Historiography


A historiography is a survey of the historical research conducted on a certain topic, for example the history of midwifery in the United States. Historiography is often called "the history of history," because they assess what research has been conducted on the topic, what was said and how primary sources were analyzed, and how certain arguments compare and contrast to one another within the broader context of the scholarly record.

To use our example above, a historiography of the history of midwifery in the United States would discuss which historians have researched midwifery in the US, what analytical lens did they use, what argument did they make, and how their argument sits against others' and in the scope of the research on the topic.

Historiographies will:

  • identify the various debates and approaches that have influenced study of the topic
  • identify the important scholars and works in relation to the topic
  • identify the past and current arguments about the topic
  • identify potential areas for more study

The purpose of a historiography is to discuss the research conducted by other historians on the topic, not to perform original research or commentary on the subject itself.

 

When Starting Research for a Historiography Paper


You are creating a survey of the research that has been conducted on a topic, so you will, of course, need to discover and become familiar with the notable scholars and arguments on that topic. There are a couple strategies you can use to find these figures and perspectives:

  • Use what you have learned in class as a starting point.
    • Are there any scholars that your professor has identified as important to the topic? In the books or articles you have read for assigned readings, look through their bibliographies, references, and/or footnotes for other scholars to investigate on the topic.
  • Search for your topic in the library's catalog and in our digital databases. 
    • Using what you know, create a list of keywords you believe will be relevant to your topic. When you search these within the database, you will undoubtedly find more key words to add to your search strategy, so do not worry if your lists starts out small.
    • You can add the term "Historiography" as a key term to your search strategy. Using one of the field limiters, you can separate "Historiography" to be searched as a Subject Heading (DE Historiography) or within the abstract. This may help you find historiographies or historiographical essays on the topic.
      • For example: in a database, you may search (DE Historiography) AND citizenship AND women to look for historiographies on the history of women and citizenship. 
  • Look within the References
    • When you find a book or article on your topic, search that resource's reference list to see what scholars they cited when constructing their argument.
    • In certain databases like Scopus or in Google Scholar, you can also see what other articles have cited a particular resource. 

 

Preparing to Organize and Write the Historiography
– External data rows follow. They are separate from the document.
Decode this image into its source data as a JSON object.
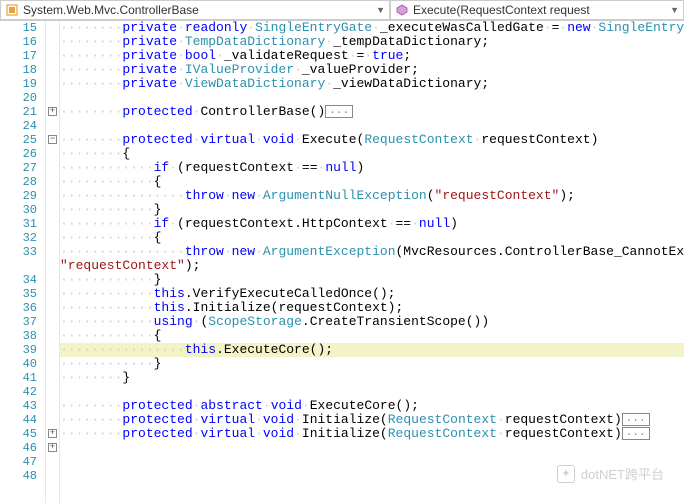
{
  "nav": {
    "left_label": "System.Web.Mvc.ControllerBase",
    "right_label": "Execute(RequestContext request"
  },
  "gutter": {
    "start": 15,
    "lines": [
      15,
      16,
      17,
      18,
      19,
      20,
      21,
      24,
      25,
      26,
      27,
      28,
      29,
      30,
      31,
      32,
      33,
      null,
      34,
      35,
      36,
      37,
      38,
      39,
      40,
      41,
      42,
      43,
      44,
      45,
      46,
      47,
      48
    ]
  },
  "folds": [
    {
      "line_index": 6,
      "state": "+"
    },
    {
      "line_index": 8,
      "state": "-"
    },
    {
      "line_index": 29,
      "state": "+"
    },
    {
      "line_index": 30,
      "state": "+"
    }
  ],
  "current_line_index": 23,
  "code": [
    [
      {
        "t": "ws",
        "v": "········"
      },
      {
        "t": "kw",
        "v": "private"
      },
      {
        "t": "ws",
        "v": "·"
      },
      {
        "t": "kw",
        "v": "readonly"
      },
      {
        "t": "ws",
        "v": "·"
      },
      {
        "t": "type",
        "v": "SingleEntryGate"
      },
      {
        "t": "ws",
        "v": "·"
      },
      {
        "t": "txt",
        "v": "_executeWasCalledGate"
      },
      {
        "t": "ws",
        "v": "·"
      },
      {
        "t": "txt",
        "v": "="
      },
      {
        "t": "ws",
        "v": "·"
      },
      {
        "t": "kw",
        "v": "new"
      },
      {
        "t": "ws",
        "v": "·"
      },
      {
        "t": "type",
        "v": "SingleEntryGate"
      },
      {
        "t": "txt",
        "v": "();"
      }
    ],
    [
      {
        "t": "ws",
        "v": "········"
      },
      {
        "t": "kw",
        "v": "private"
      },
      {
        "t": "ws",
        "v": "·"
      },
      {
        "t": "type",
        "v": "TempDataDictionary"
      },
      {
        "t": "ws",
        "v": "·"
      },
      {
        "t": "txt",
        "v": "_tempDataDictionary;"
      }
    ],
    [
      {
        "t": "ws",
        "v": "········"
      },
      {
        "t": "kw",
        "v": "private"
      },
      {
        "t": "ws",
        "v": "·"
      },
      {
        "t": "kw",
        "v": "bool"
      },
      {
        "t": "ws",
        "v": "·"
      },
      {
        "t": "txt",
        "v": "_validateRequest"
      },
      {
        "t": "ws",
        "v": "·"
      },
      {
        "t": "txt",
        "v": "="
      },
      {
        "t": "ws",
        "v": "·"
      },
      {
        "t": "kw",
        "v": "true"
      },
      {
        "t": "txt",
        "v": ";"
      }
    ],
    [
      {
        "t": "ws",
        "v": "········"
      },
      {
        "t": "kw",
        "v": "private"
      },
      {
        "t": "ws",
        "v": "·"
      },
      {
        "t": "type",
        "v": "IValueProvider"
      },
      {
        "t": "ws",
        "v": "·"
      },
      {
        "t": "txt",
        "v": "_valueProvider;"
      }
    ],
    [
      {
        "t": "ws",
        "v": "········"
      },
      {
        "t": "kw",
        "v": "private"
      },
      {
        "t": "ws",
        "v": "·"
      },
      {
        "t": "type",
        "v": "ViewDataDictionary"
      },
      {
        "t": "ws",
        "v": "·"
      },
      {
        "t": "txt",
        "v": "_viewDataDictionary;"
      }
    ],
    [],
    [
      {
        "t": "ws",
        "v": "········"
      },
      {
        "t": "kw",
        "v": "protected"
      },
      {
        "t": "ws",
        "v": "·"
      },
      {
        "t": "txt",
        "v": "ControllerBase()"
      },
      {
        "t": "collapse",
        "v": "..."
      }
    ],
    [],
    [
      {
        "t": "ws",
        "v": "········"
      },
      {
        "t": "kw",
        "v": "protected"
      },
      {
        "t": "ws",
        "v": "·"
      },
      {
        "t": "kw",
        "v": "virtual"
      },
      {
        "t": "ws",
        "v": "·"
      },
      {
        "t": "kw",
        "v": "void"
      },
      {
        "t": "ws",
        "v": "·"
      },
      {
        "t": "txt",
        "v": "Execute("
      },
      {
        "t": "type",
        "v": "RequestContext"
      },
      {
        "t": "ws",
        "v": "·"
      },
      {
        "t": "txt",
        "v": "requestContext)"
      }
    ],
    [
      {
        "t": "ws",
        "v": "········"
      },
      {
        "t": "txt",
        "v": "{"
      }
    ],
    [
      {
        "t": "ws",
        "v": "············"
      },
      {
        "t": "kw",
        "v": "if"
      },
      {
        "t": "ws",
        "v": "·"
      },
      {
        "t": "txt",
        "v": "(requestContext"
      },
      {
        "t": "ws",
        "v": "·"
      },
      {
        "t": "txt",
        "v": "=="
      },
      {
        "t": "ws",
        "v": "·"
      },
      {
        "t": "kw",
        "v": "null"
      },
      {
        "t": "txt",
        "v": ")"
      }
    ],
    [
      {
        "t": "ws",
        "v": "············"
      },
      {
        "t": "txt",
        "v": "{"
      }
    ],
    [
      {
        "t": "ws",
        "v": "················"
      },
      {
        "t": "kw",
        "v": "throw"
      },
      {
        "t": "ws",
        "v": "·"
      },
      {
        "t": "kw",
        "v": "new"
      },
      {
        "t": "ws",
        "v": "·"
      },
      {
        "t": "type",
        "v": "ArgumentNullException"
      },
      {
        "t": "txt",
        "v": "("
      },
      {
        "t": "str",
        "v": "\"requestContext\""
      },
      {
        "t": "txt",
        "v": ");"
      }
    ],
    [
      {
        "t": "ws",
        "v": "············"
      },
      {
        "t": "txt",
        "v": "}"
      }
    ],
    [
      {
        "t": "ws",
        "v": "············"
      },
      {
        "t": "kw",
        "v": "if"
      },
      {
        "t": "ws",
        "v": "·"
      },
      {
        "t": "txt",
        "v": "(requestContext.HttpContext"
      },
      {
        "t": "ws",
        "v": "·"
      },
      {
        "t": "txt",
        "v": "=="
      },
      {
        "t": "ws",
        "v": "·"
      },
      {
        "t": "kw",
        "v": "null"
      },
      {
        "t": "txt",
        "v": ")"
      }
    ],
    [
      {
        "t": "ws",
        "v": "············"
      },
      {
        "t": "txt",
        "v": "{"
      }
    ],
    [
      {
        "t": "ws",
        "v": "················"
      },
      {
        "t": "kw",
        "v": "throw"
      },
      {
        "t": "ws",
        "v": "·"
      },
      {
        "t": "kw",
        "v": "new"
      },
      {
        "t": "ws",
        "v": "·"
      },
      {
        "t": "type",
        "v": "ArgumentException"
      },
      {
        "t": "txt",
        "v": "(MvcResources.ControllerBase_CannotExecuteWit"
      }
    ],
    [
      {
        "t": "str",
        "v": "\"requestContext\""
      },
      {
        "t": "txt",
        "v": ");"
      }
    ],
    [
      {
        "t": "ws",
        "v": "············"
      },
      {
        "t": "txt",
        "v": "}"
      }
    ],
    [
      {
        "t": "ws",
        "v": "············"
      },
      {
        "t": "kw",
        "v": "this"
      },
      {
        "t": "txt",
        "v": ".VerifyExecuteCalledOnce();"
      }
    ],
    [
      {
        "t": "ws",
        "v": "············"
      },
      {
        "t": "kw",
        "v": "this"
      },
      {
        "t": "txt",
        "v": ".Initialize(requestContext);"
      }
    ],
    [
      {
        "t": "ws",
        "v": "············"
      },
      {
        "t": "kw",
        "v": "using"
      },
      {
        "t": "ws",
        "v": "·"
      },
      {
        "t": "txt",
        "v": "("
      },
      {
        "t": "type",
        "v": "ScopeStorage"
      },
      {
        "t": "txt",
        "v": ".CreateTransientScope())"
      }
    ],
    [
      {
        "t": "ws",
        "v": "············"
      },
      {
        "t": "txt",
        "v": "{"
      }
    ],
    [
      {
        "t": "ws",
        "v": "················"
      },
      {
        "t": "kw",
        "v": "this"
      },
      {
        "t": "txt",
        "v": ".ExecuteCore();"
      }
    ],
    [
      {
        "t": "ws",
        "v": "············"
      },
      {
        "t": "txt",
        "v": "}"
      }
    ],
    [
      {
        "t": "ws",
        "v": "········"
      },
      {
        "t": "txt",
        "v": "}"
      }
    ],
    [],
    [
      {
        "t": "ws",
        "v": "········"
      },
      {
        "t": "kw",
        "v": "protected"
      },
      {
        "t": "ws",
        "v": "·"
      },
      {
        "t": "kw",
        "v": "abstract"
      },
      {
        "t": "ws",
        "v": "·"
      },
      {
        "t": "kw",
        "v": "void"
      },
      {
        "t": "ws",
        "v": "·"
      },
      {
        "t": "txt",
        "v": "ExecuteCore();"
      }
    ],
    [
      {
        "t": "ws",
        "v": "········"
      },
      {
        "t": "kw",
        "v": "protected"
      },
      {
        "t": "ws",
        "v": "·"
      },
      {
        "t": "kw",
        "v": "virtual"
      },
      {
        "t": "ws",
        "v": "·"
      },
      {
        "t": "kw",
        "v": "void"
      },
      {
        "t": "ws",
        "v": "·"
      },
      {
        "t": "txt",
        "v": "Initialize("
      },
      {
        "t": "type",
        "v": "RequestContext"
      },
      {
        "t": "ws",
        "v": "·"
      },
      {
        "t": "txt",
        "v": "requestContext)"
      },
      {
        "t": "collapse",
        "v": "..."
      }
    ],
    [
      {
        "t": "ws",
        "v": "········"
      },
      {
        "t": "kw",
        "v": "protected"
      },
      {
        "t": "ws",
        "v": "·"
      },
      {
        "t": "kw",
        "v": "virtual"
      },
      {
        "t": "ws",
        "v": "·"
      },
      {
        "t": "kw",
        "v": "void"
      },
      {
        "t": "ws",
        "v": "·"
      },
      {
        "t": "txt",
        "v": "Initialize("
      },
      {
        "t": "type",
        "v": "RequestContext"
      },
      {
        "t": "ws",
        "v": "·"
      },
      {
        "t": "txt",
        "v": "requestContext)"
      },
      {
        "t": "collapse",
        "v": "..."
      }
    ],
    [],
    [],
    []
  ],
  "watermark": {
    "text": "dotNET跨平台"
  }
}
As you search for and collect resources related to your topic, make note of common themes or analyses that the scholar's are making. A historiography should not only identify the prominent scholars and arguments on a topic - they need to set those arguments in context with each other and with scholarly trends over time.

  • Identify the perspective from which an author is writing and their approach (for example, postmodern, feminist, structuralist, Marxist, etc.)
  • Identify the type of history they have written (for example: cultural, social global, economic, etc.)

Once you have pinpointed the approach and type of history, you can then compare and contrast with your sources:

  • What scholars are using the same overall approach? What specific argument are they making, and how do those arguments intersect?
  • Does the argument of one scholar seem in response to the other? How so?
  • What trends can you identify in the research? Has the focus or type of analysis on the topic changed over time?

When you have found commonalities in perspective, approach, or type, then you can use these to help organize your paper.

 

Historiography: Examples and Additional Resources


Examples of Historiographies

 

Additional Resources